What a great end to 2006! Not only did Waiting for Your Cat to Bark? Persuading Customers When They Ignore Marketing reach #1 on the Wall Street Journal list, as well as charting big on the New York Times, USA Today, BusinessWeek, and Amazon bestsellers lists, but now Advertising Age is chiming in with a meowing high-five.
Should auld acquaintance be forgot? We're still not sure if that's rhetorical. One thing's certain, though: if 2007 shapes up any better than this year, we'll be entirely bored with congratulating Lisa T. Davis and Bryan & Jeffrey Eisenberg for their fantastic work.
So, for those who haven't gotten around to reading the book, what are you waiting for?
10 books you should have read
December 2006 (Volume 77; Number 51)
(c) 2006 Crain Communications, Inc. All rights reserved.
1. Rex Briggs and Greg Stuart: "What Sticks: Why Most Advertising Fails and How to Guarantee Yours Succeeds" (Kaplan Business)
Uses data from experiments by real marketers to cut through the doomsday hype and cynical opportunism that surround the slow death of conventional advertising.
2. Charles Hughes and William Jeanes: "Branding Iron: Branding Lessons from the Meltdown of the U.S. Auto Industry" (Racom Books)
Uses lessons from the car business to hammer away at the importance of creating world-class brands, chastising the industry for going "safe, soft and somnolent."
3. Chris Anderson: "The Long Tail: Why the Future of Business is Selling Less of More" (Hyperion)
One of the most-discussed concepts and most-used catchphrases of the year, the "long tail" theory has its fair share of lovers and haters.

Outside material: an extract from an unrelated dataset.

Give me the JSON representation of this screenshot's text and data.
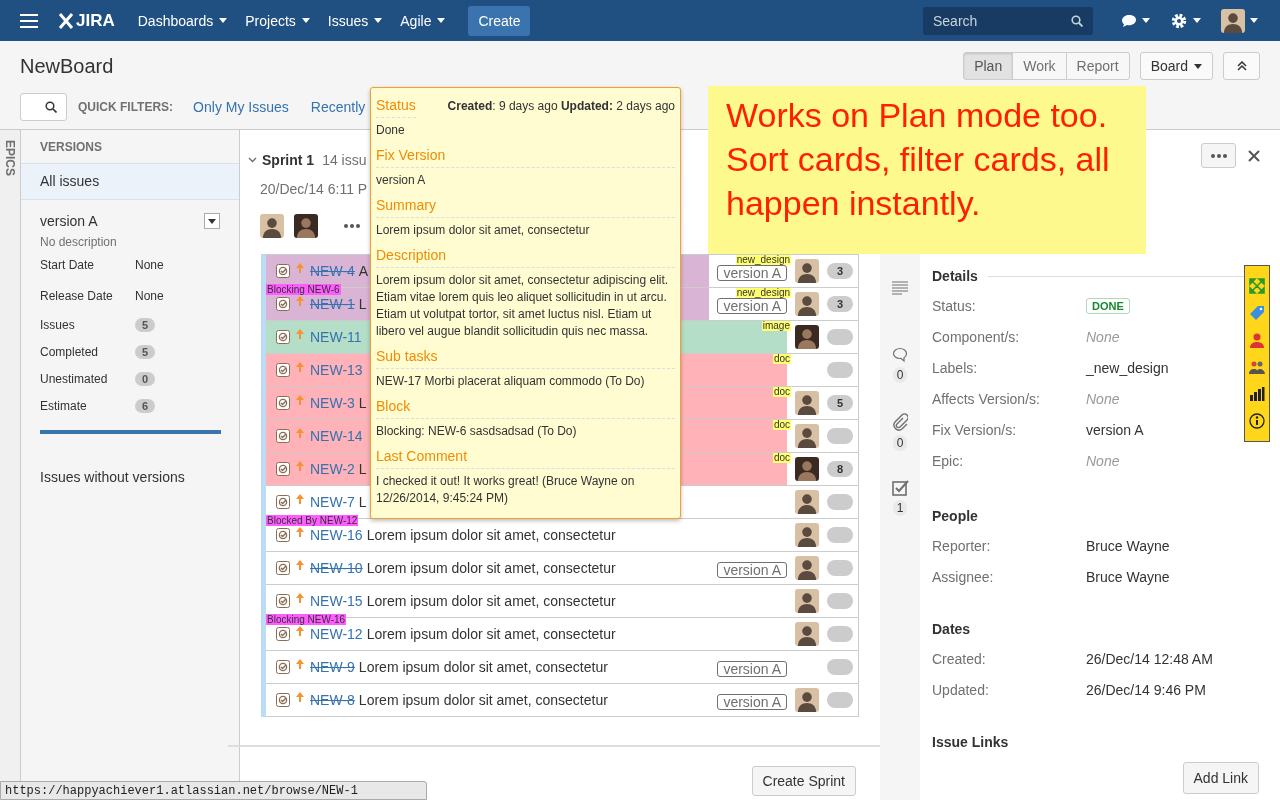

Jeffrey Pfeffer and Robert I. Sutton: "Hard Facts, Dangerous Half-Truths
and Total Nonsense: Profiting From Evidence-Based Management"
(Harvard Business School

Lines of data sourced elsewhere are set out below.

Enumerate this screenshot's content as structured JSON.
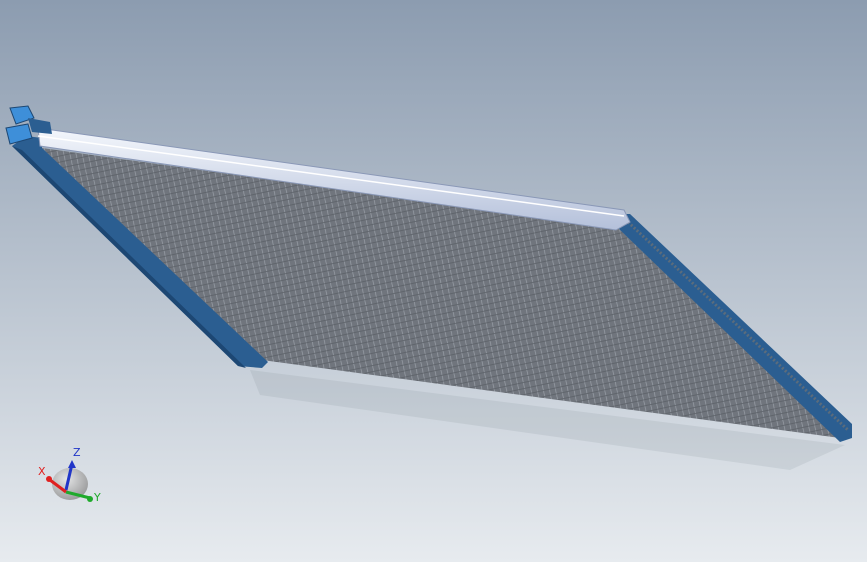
{
  "viewport": {
    "background_top": "#8c9cb0",
    "background_bottom": "#e7ebef"
  },
  "model": {
    "core_color": "#727880",
    "frame_color": "#2b5e91",
    "frame_shadow": "#1d4773",
    "tank_color": "#dfe6f4",
    "tank_edge": "#8a98b7",
    "tab_color": "#3e8fd9"
  },
  "triad": {
    "x_label": "X",
    "y_label": "Y",
    "z_label": "Z",
    "x_color": "#e02020",
    "y_color": "#1faa2c",
    "z_color": "#2136c8"
  }
}
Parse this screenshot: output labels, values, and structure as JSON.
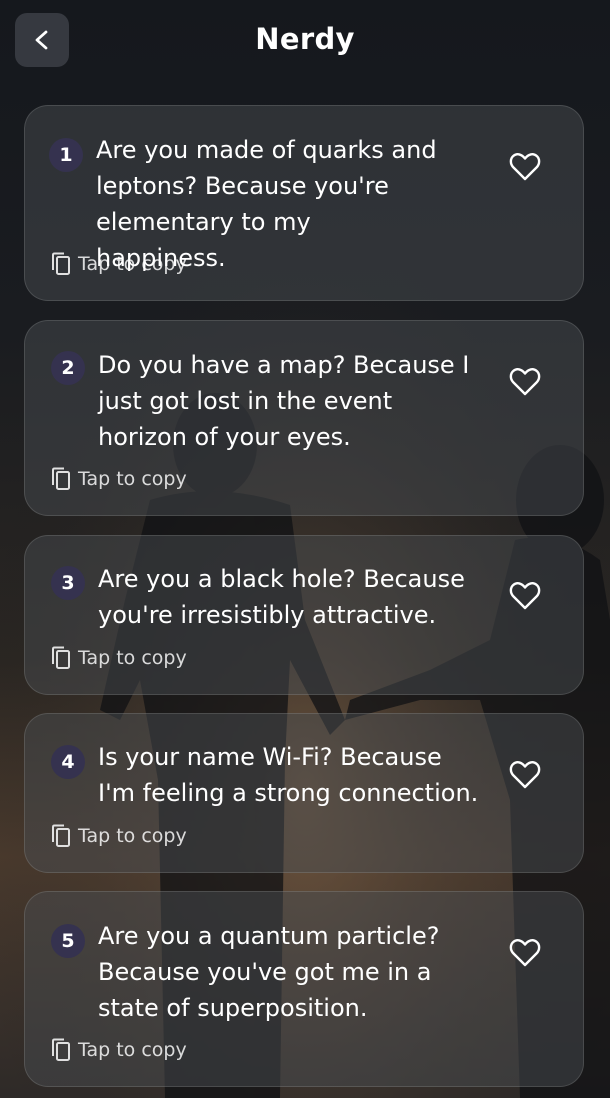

Denounces many modern management practices based on hype and conventional wisdom.
5. Bryan Eisenberg, Jeffrey Eisenberg and Lisa T. Davis: "Waiting for Your
Cat to Bark? Persuading Customers When They Ignore Marketing" (Nelson

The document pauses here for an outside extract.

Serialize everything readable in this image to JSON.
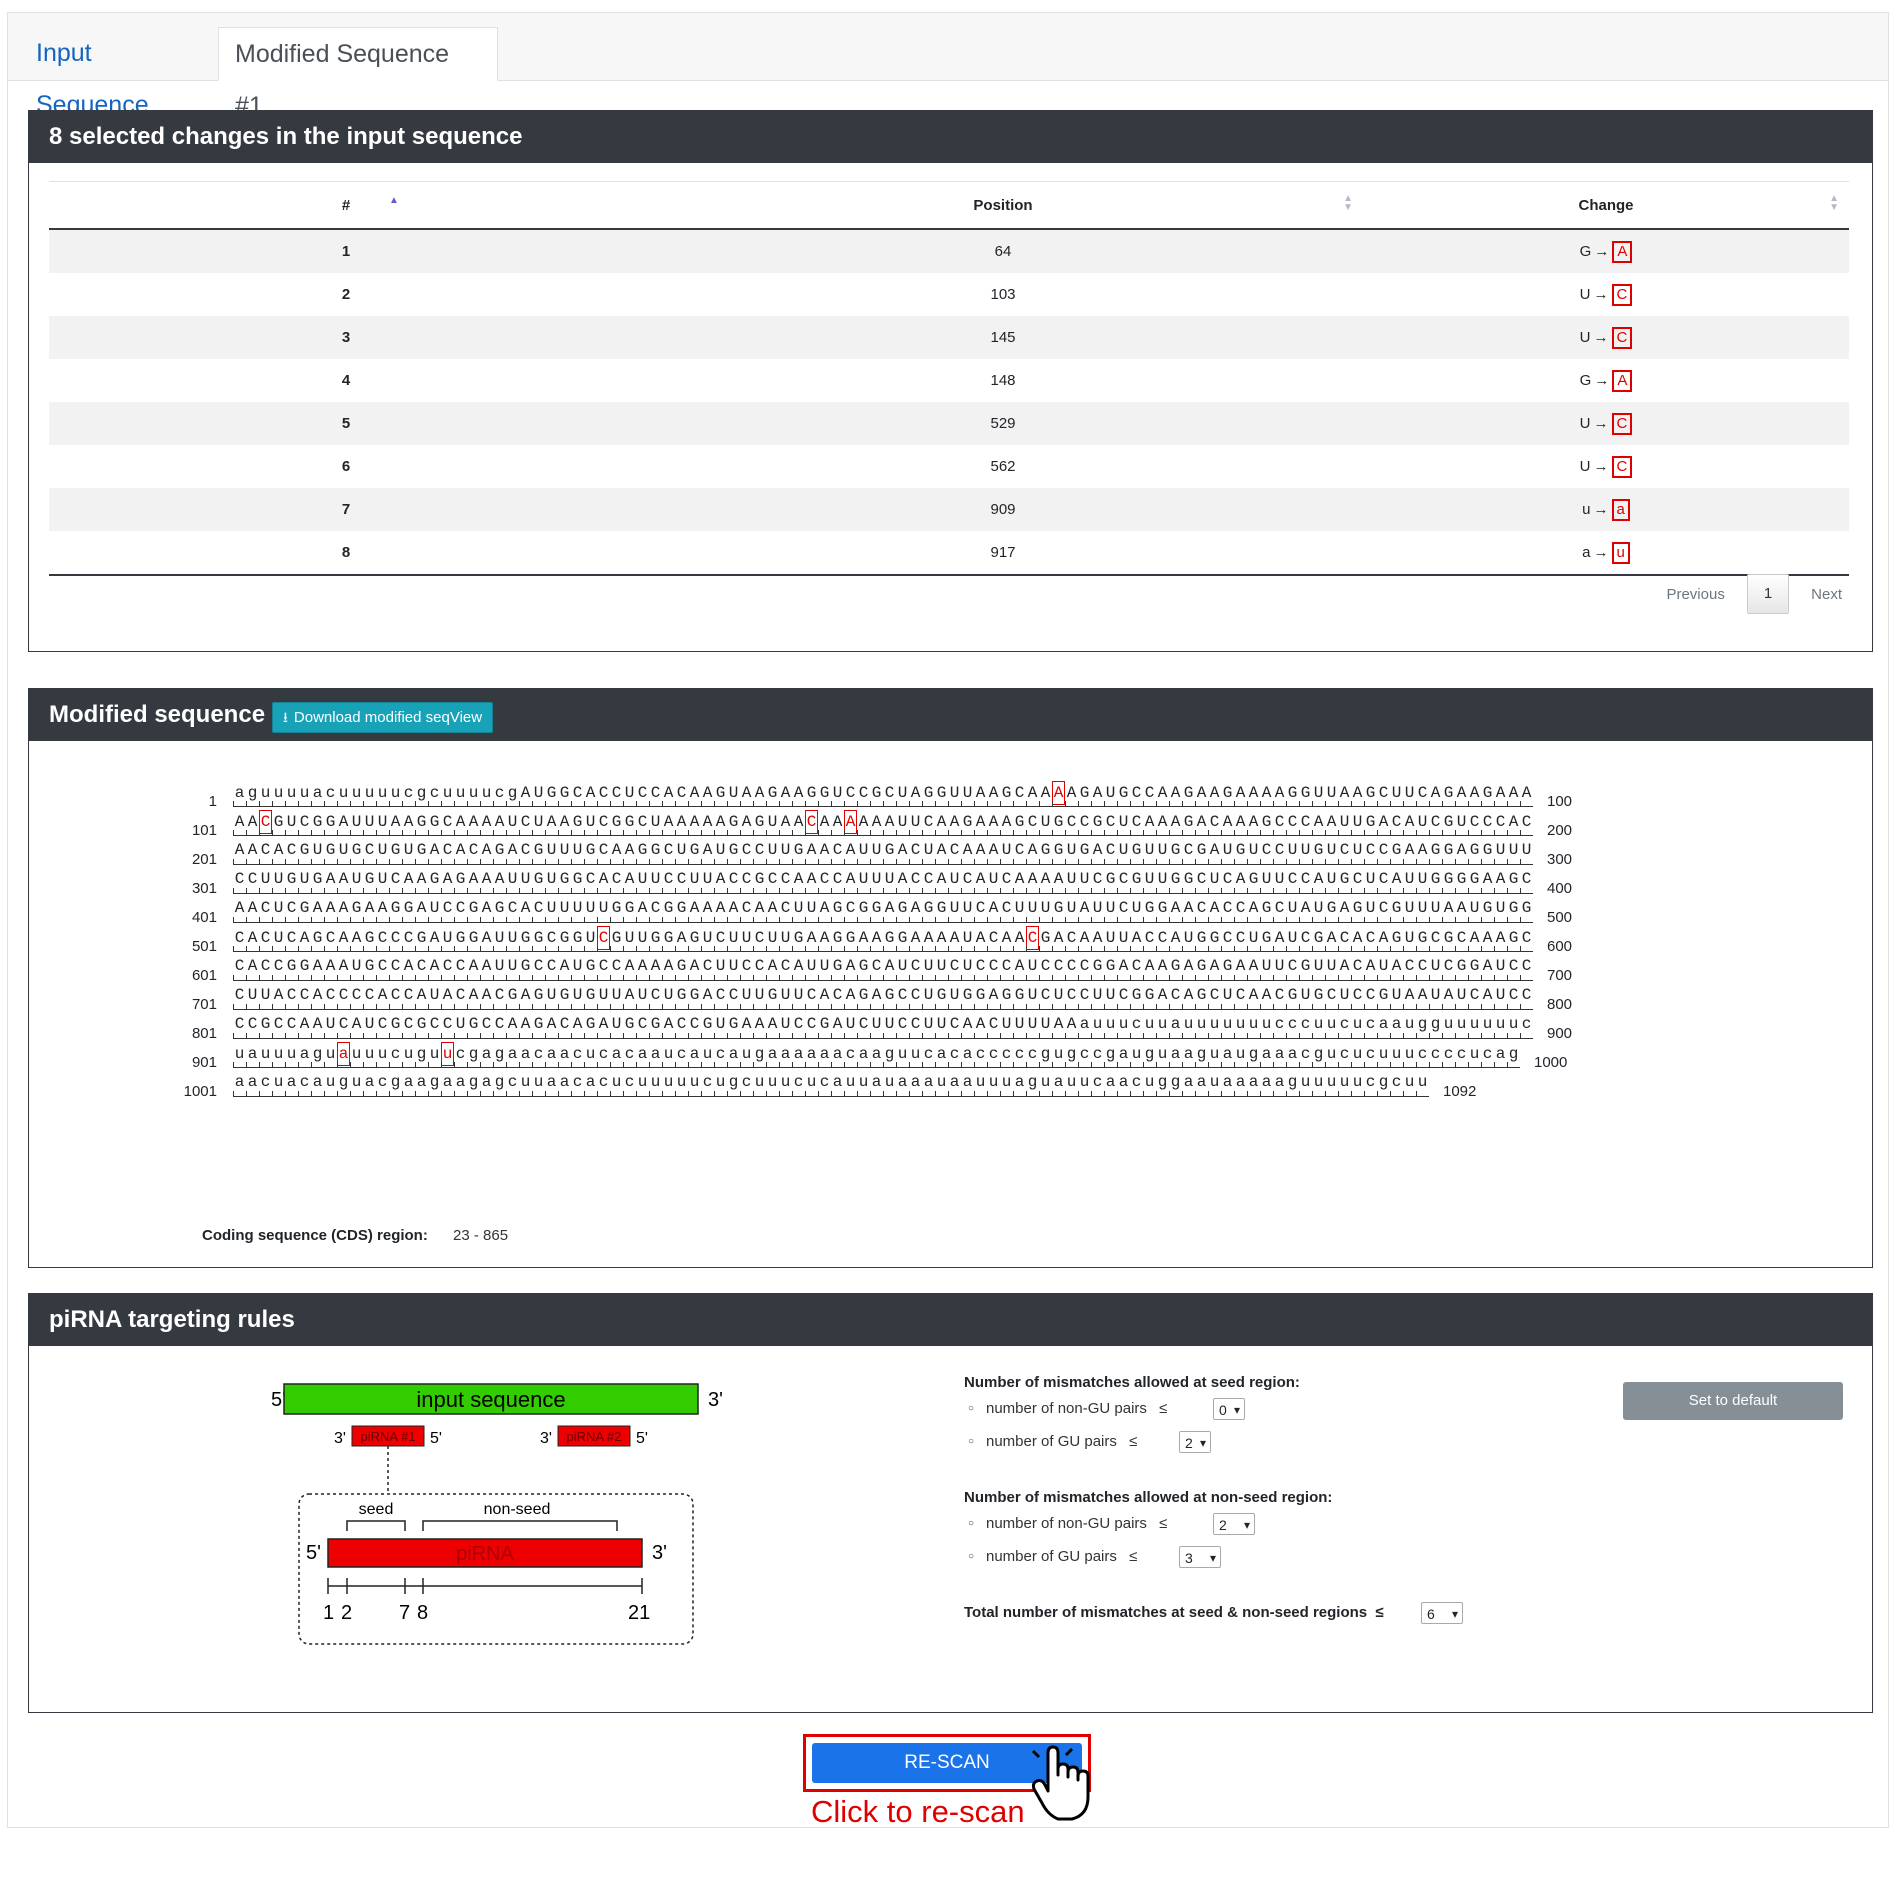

Breaks down tools such as consumer-generated media and word-of-mouth marketing to help marketers reach today's aloof, independent customer.
6. Seth Godin: "Small Is the New Big, and 183 Other Riffs, Rants and Remarkable Business Ideas" (Portfolio Hardcover)
Tips and ideas culled from Godin's blog and Fast Company column for everyone from McDonald's to business schools. The, er, big idea: Act small if you want to be big.
7. Robert Gordman and Armin Brott: "The Must-Have Customer: Seven Steps to Winning the Customer You Haven't Got" (Truman Talley Books)
For companies looking to expand, this book lays out the steps to not just retaining core customers but winning over those who are more elusive.
8. Glenn Reynolds: "An Army of Davids" (Nelson Current)
How advances in technology "empower ordinary people to beat big media, big government and other goliaths." Podcasts and blogs are the least of your worries.
Pat Fallon and Fred Senn: "Juicing the Orange” (Harvard Business School Press)
many advertising books, this is smartly written and fun to read. But it must be
said that the "aha" moments are evened out by the number of
businesses no longer making juice with Fallon.
Fred Reichheld: "The Ultimate Question" (Harvard Business School Press)
Reduces customer-loyalty quandaries to a breathtakingly simple question: "Would you recommend us to a friend?" Of course, after that, things get more complicated after that.